# HttpClient

HttpClient uses implementations of HttpMessageHandler to do its job. The default handler is HttpClientHandler.

There may be a chain of handlers (delegating handler pattern). Messages go down throug handlers and responses go up to the HttpClient. Any handler can decide not to pass message down and return a response earlier (i.e. caching).

# HttpClient configuration

_httpClient.BaseAddress = "http://www..google.pl";
_httpClient.Timeout = new TimeSpan(0, 0, 30);

//Headers used by ALL requests:
_httpClient.DefaultRequestHeaders.Clear();
_httpClient.DefaultRequestHeaders.Accept.Add(
    new MediaTypeWithQualityHeaderValue("application/json")
);

Specifying Accept header is crucial for the client to be reliable. Server may default to other formats, like XML, and our app cannot just expect to get JSON. It needs to explicitly state that in an Accept header. Even if some endpoint returns empty content it is still a good practice to set Accept header, in case when an error is returned.

# HttpRequestMessage
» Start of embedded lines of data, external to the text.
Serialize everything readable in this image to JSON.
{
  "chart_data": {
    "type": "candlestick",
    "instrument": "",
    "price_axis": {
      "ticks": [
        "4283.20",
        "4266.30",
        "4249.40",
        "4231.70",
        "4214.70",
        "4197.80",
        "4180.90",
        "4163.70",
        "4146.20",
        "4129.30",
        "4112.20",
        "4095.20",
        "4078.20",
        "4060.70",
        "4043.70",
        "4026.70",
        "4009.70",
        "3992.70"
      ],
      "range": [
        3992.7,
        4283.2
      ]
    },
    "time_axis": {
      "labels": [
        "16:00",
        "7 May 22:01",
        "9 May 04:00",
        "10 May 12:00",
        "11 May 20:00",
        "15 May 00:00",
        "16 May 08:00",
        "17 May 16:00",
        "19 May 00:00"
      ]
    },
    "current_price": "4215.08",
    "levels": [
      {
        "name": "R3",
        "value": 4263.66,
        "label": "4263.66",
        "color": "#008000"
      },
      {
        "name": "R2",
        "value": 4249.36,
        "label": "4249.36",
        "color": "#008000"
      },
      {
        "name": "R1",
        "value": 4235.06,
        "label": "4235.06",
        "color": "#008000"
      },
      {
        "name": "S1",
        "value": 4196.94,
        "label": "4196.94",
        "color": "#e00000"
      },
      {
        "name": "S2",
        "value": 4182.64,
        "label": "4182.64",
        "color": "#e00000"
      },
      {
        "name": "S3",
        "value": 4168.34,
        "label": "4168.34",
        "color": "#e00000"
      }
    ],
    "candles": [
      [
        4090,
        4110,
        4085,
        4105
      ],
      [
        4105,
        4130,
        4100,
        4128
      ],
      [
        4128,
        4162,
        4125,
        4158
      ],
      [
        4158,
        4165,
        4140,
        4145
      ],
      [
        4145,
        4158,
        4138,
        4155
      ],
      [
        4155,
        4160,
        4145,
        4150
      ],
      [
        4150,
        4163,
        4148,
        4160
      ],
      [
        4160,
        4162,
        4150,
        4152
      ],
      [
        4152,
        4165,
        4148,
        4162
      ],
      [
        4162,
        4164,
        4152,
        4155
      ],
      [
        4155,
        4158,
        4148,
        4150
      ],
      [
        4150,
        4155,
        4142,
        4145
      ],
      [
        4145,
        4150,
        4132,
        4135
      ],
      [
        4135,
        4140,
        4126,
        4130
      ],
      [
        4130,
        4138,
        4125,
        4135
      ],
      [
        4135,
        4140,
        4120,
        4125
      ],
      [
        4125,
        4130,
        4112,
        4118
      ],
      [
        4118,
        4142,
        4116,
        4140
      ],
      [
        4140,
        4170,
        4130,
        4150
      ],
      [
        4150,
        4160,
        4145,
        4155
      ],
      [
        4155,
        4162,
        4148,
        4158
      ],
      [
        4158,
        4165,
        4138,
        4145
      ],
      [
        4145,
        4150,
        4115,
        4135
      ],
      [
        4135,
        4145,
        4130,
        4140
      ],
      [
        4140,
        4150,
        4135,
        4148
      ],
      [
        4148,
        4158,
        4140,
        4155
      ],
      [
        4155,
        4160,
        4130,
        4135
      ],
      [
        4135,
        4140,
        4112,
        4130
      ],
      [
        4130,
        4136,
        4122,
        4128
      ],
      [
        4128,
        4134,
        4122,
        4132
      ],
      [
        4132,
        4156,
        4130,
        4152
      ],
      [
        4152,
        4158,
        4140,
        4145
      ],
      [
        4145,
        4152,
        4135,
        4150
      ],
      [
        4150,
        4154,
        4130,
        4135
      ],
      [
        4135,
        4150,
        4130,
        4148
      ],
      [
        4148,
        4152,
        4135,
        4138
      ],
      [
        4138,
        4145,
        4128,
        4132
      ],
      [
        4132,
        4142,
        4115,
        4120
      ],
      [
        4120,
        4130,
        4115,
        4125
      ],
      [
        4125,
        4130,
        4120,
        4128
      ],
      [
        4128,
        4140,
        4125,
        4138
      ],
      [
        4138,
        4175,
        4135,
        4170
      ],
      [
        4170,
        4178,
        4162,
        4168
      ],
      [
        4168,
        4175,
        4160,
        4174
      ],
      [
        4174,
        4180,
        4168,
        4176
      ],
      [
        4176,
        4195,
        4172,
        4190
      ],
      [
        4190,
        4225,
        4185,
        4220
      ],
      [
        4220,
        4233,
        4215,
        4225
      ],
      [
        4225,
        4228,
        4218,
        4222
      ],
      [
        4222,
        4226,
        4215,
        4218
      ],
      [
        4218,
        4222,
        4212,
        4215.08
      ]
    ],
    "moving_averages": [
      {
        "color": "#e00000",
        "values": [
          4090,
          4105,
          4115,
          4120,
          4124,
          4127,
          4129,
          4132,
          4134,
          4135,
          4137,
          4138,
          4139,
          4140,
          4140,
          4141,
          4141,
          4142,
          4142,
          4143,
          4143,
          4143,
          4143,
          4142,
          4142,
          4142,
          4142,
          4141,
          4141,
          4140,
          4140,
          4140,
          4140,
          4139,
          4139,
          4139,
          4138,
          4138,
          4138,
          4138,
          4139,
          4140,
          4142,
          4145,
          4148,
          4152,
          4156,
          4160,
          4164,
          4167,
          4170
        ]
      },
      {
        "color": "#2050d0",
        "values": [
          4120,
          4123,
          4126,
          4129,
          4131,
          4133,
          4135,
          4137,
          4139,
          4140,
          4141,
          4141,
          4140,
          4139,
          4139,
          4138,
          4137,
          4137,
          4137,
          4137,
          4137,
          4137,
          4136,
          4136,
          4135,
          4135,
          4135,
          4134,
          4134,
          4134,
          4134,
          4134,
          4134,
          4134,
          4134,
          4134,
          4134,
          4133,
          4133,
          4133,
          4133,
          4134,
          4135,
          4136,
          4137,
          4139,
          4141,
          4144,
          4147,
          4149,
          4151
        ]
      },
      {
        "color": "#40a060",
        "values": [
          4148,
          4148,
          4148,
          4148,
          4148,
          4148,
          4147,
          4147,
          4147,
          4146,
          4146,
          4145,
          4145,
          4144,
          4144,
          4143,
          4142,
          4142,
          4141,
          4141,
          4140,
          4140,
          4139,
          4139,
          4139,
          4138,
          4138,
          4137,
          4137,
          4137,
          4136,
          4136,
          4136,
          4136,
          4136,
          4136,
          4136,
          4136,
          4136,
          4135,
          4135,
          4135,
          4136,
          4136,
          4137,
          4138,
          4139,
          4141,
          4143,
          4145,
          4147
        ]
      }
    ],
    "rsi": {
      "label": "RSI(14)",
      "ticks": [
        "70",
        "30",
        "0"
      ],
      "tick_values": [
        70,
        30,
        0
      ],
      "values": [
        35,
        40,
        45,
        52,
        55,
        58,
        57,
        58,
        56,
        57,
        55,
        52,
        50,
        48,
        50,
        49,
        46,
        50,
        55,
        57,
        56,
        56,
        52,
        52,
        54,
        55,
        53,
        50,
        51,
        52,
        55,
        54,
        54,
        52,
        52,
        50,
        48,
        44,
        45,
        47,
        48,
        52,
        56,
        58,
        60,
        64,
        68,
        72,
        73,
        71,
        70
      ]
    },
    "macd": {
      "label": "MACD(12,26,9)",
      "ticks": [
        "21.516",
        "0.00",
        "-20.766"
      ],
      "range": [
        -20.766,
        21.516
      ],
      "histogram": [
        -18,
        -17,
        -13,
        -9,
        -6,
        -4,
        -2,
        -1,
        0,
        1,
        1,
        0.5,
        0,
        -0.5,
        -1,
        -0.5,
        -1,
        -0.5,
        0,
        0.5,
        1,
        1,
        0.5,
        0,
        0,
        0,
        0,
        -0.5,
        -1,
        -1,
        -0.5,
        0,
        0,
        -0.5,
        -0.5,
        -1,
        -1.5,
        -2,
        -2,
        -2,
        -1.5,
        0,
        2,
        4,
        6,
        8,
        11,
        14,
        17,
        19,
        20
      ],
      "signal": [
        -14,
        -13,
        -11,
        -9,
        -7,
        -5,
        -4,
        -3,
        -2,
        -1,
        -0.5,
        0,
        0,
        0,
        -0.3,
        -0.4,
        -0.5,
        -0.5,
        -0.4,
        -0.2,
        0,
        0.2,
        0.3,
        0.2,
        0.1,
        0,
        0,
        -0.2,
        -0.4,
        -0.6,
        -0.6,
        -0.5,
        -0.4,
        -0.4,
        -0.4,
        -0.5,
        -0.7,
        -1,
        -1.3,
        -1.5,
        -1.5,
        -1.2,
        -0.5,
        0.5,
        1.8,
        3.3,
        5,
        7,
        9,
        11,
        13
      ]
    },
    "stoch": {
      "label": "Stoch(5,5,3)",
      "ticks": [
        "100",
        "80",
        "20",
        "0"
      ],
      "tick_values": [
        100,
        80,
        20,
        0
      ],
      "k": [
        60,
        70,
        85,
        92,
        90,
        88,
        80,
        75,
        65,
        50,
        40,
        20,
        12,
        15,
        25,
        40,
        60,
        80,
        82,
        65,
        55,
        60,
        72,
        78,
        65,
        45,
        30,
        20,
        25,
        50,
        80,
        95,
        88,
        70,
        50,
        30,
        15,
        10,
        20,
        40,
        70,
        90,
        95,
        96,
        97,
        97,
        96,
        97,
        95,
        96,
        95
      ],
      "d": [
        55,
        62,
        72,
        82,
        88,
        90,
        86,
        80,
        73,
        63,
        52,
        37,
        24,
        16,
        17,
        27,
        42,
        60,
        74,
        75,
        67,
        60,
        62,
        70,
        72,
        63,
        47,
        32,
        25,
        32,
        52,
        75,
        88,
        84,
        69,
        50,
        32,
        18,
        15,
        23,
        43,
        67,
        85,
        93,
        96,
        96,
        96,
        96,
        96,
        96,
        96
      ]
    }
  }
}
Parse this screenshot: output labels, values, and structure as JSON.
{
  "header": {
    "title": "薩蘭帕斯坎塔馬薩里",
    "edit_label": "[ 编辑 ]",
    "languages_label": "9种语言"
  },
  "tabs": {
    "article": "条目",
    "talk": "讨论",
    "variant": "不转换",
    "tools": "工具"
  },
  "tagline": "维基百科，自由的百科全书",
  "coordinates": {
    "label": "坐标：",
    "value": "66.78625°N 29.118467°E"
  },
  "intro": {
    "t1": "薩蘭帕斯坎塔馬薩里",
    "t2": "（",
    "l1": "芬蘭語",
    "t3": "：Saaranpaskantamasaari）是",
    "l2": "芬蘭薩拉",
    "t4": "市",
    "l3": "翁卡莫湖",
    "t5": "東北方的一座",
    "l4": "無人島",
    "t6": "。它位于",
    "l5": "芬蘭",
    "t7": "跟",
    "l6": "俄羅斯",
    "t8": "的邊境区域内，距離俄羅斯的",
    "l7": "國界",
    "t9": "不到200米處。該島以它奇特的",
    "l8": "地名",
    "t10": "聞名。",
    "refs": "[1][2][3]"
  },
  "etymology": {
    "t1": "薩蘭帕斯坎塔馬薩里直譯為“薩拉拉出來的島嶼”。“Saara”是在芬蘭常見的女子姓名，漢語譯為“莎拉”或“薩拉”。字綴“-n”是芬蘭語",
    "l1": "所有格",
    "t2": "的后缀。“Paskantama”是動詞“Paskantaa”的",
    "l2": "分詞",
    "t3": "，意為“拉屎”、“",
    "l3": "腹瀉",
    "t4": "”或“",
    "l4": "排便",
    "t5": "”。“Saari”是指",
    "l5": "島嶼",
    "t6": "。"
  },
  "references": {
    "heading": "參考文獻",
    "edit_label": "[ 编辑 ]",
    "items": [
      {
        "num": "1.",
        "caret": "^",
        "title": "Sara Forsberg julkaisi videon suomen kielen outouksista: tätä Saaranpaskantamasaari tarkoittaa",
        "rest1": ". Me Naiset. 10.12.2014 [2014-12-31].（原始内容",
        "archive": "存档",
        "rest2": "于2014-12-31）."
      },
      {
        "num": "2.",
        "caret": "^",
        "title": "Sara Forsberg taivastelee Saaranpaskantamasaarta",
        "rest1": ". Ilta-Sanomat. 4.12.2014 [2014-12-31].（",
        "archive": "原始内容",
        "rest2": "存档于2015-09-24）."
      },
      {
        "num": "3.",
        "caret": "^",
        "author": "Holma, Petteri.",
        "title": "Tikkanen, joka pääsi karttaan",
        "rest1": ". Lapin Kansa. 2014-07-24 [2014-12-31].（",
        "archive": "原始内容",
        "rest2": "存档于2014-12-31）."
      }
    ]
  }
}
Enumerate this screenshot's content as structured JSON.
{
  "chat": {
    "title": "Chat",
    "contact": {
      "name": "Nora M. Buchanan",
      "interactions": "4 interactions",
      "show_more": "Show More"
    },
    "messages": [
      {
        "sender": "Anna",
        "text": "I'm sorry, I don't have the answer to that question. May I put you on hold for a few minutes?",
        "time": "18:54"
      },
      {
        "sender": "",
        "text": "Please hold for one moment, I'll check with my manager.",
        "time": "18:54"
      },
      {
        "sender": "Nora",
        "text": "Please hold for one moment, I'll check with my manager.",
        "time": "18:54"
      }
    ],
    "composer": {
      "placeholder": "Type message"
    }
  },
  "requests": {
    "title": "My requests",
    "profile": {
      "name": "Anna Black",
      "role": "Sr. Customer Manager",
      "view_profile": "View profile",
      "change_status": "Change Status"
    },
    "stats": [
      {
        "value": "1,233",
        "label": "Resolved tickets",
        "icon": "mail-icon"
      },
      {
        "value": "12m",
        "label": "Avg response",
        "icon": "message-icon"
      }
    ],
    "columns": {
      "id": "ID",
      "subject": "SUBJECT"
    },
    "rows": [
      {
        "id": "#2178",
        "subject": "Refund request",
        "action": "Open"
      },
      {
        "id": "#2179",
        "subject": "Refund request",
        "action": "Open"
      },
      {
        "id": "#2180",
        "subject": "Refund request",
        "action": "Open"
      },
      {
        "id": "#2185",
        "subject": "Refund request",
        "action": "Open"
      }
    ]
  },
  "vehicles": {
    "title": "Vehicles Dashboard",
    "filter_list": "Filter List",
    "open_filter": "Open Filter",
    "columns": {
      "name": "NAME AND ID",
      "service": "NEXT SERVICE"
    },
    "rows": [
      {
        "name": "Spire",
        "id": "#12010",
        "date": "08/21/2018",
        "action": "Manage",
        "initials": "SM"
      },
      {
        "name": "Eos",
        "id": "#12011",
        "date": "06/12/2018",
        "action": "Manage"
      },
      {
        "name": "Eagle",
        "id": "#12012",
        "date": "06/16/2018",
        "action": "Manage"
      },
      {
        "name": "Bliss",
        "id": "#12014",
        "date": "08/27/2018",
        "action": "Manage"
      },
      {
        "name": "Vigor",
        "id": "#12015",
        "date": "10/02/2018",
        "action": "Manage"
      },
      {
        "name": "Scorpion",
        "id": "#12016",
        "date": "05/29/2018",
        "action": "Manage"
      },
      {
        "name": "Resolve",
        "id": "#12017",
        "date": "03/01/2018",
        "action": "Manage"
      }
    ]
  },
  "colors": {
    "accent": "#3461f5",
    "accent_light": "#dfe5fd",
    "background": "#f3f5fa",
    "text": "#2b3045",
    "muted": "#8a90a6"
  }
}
Requests can be sent with "shortcut" methods of HttpClient like GetAsync, but if more customization is required (like custom headers) an HttpRequestMessage should be used.

# Headers

request.Headers.Accept.Add(new MediaTypeWithQualityHeaderValue("application/json"));

# Content

The base type of content is HttpContent. It is abstract. Derived types:

  • StringContent
  • ObjectContent
  • ByteArrayContent
  • StreamContent
  • ...

Example:

request.Content = new StringContent("abc");
request.Content.Headers.ContentType = new MediaTypeHeaderValue("application/json");

# Streams

Streams will help with memory usage. However, time might not always improve. Still, memory usage is often of higher priority.

# Responses

It is recommended to ALWAYS use streams when reading data. When reading the response's content, we can use ReadAsStringAsync(). However, it creates unnecessary memory allocation for the whole content string, which we need only for deserialization in most cases. It's a better idea to use ReadAsStreamAsync() and deserialize the data from the stream directly.

//using will dispose the stream. When not using streams, it doesn't do anything
using var response = await _httpClient.GetAsync("url");
var stream = await response.Content.ReadAsStreamAsync();
var data = JsonSerializer.DeserializeAsync<MyModel>(stream);

There is additional perfmance improvement. By default, HttpClient will return the response only after the whole content is fetched from the server. We can instead get the stream while it's still being fetched:

var request new HttpRequestMessage(...);
//return as soon as the response headers arrive, instead of the whole content
using var response = await _httpClient.SendAsync(request, HttpCompletionOptions.ResponseHeadersRead);
using var stream = await response.Content.ReadAsStreamAsync();
var data = JsonSerializer.DeserializeAsync<MyModel>(stream);

# Sending data

StreamContent can be used to send body from a stream. Us it when posting large amounts of data.

# Compression

It makes sense to use compression when getting data from servers (gzip, deflate). HttpClient has built-in support for it, so that the data gets decompressed automatically when it is received.

# Custom HttpMessageHandlers

To implement delegating handlers pattern, we should create a class inheriting from DelegatingHandler. Example

public class RetryPolicyDelegatingHandler : DelegatingHandler 
{
    private readonly int _maxRetries = 3;

    public RetryPolicyDelegatingHandler(int maxRetries)
        : base()
    {
        _maxRetries = maxRetries;
    }
    
    public RetryPolicyDelegatingHandler(HttpMessageHandler innerHandler, int maxRetries)
        :base(innerHandler)
    {
        _maxRetries = maxRetries;
    }

    protected override async Task<HttpResponseMessage> SendAsync(
        HttpRequestMessage request, CancellationToken cancellationToken)
    {
    HttpResponseMessage response = null;
        for (var i =0; i < _maxRetries; i++)
        {
            response = await base.SendAsync(request, cancellationToken);
            if (response.IsSuccessfulStatusCode)
            {
                return response;
            }
        }
        return response;
    }
}

Registration of custom handler:

services.AddHttpClient<MyService>()
    .AddHttpMessageHandler(handler => new RetryPolicyDelegatingHandler(2));

We added just our custom handler, but there is always a default HttpClientHandler in the end of the pipeline. If we want, we can configure it additionally:

services.AddHttpClient<MyService>()
    .AddHttpMessageHandler(handler => new RetryPolicyDelegatingHandler(2))
    .ConfigurePrimaryHttpMessageHandler(handler => {
        new HttpClientHandler()
        {
            AutomaticDecompression = System.Net.DecompressionMethods.GZip   
        }
    });

Now, first our custom handler will be invoked, and then the primary one with custom configuration.

Last Updated: 10/5/2022, 6:26:29 PM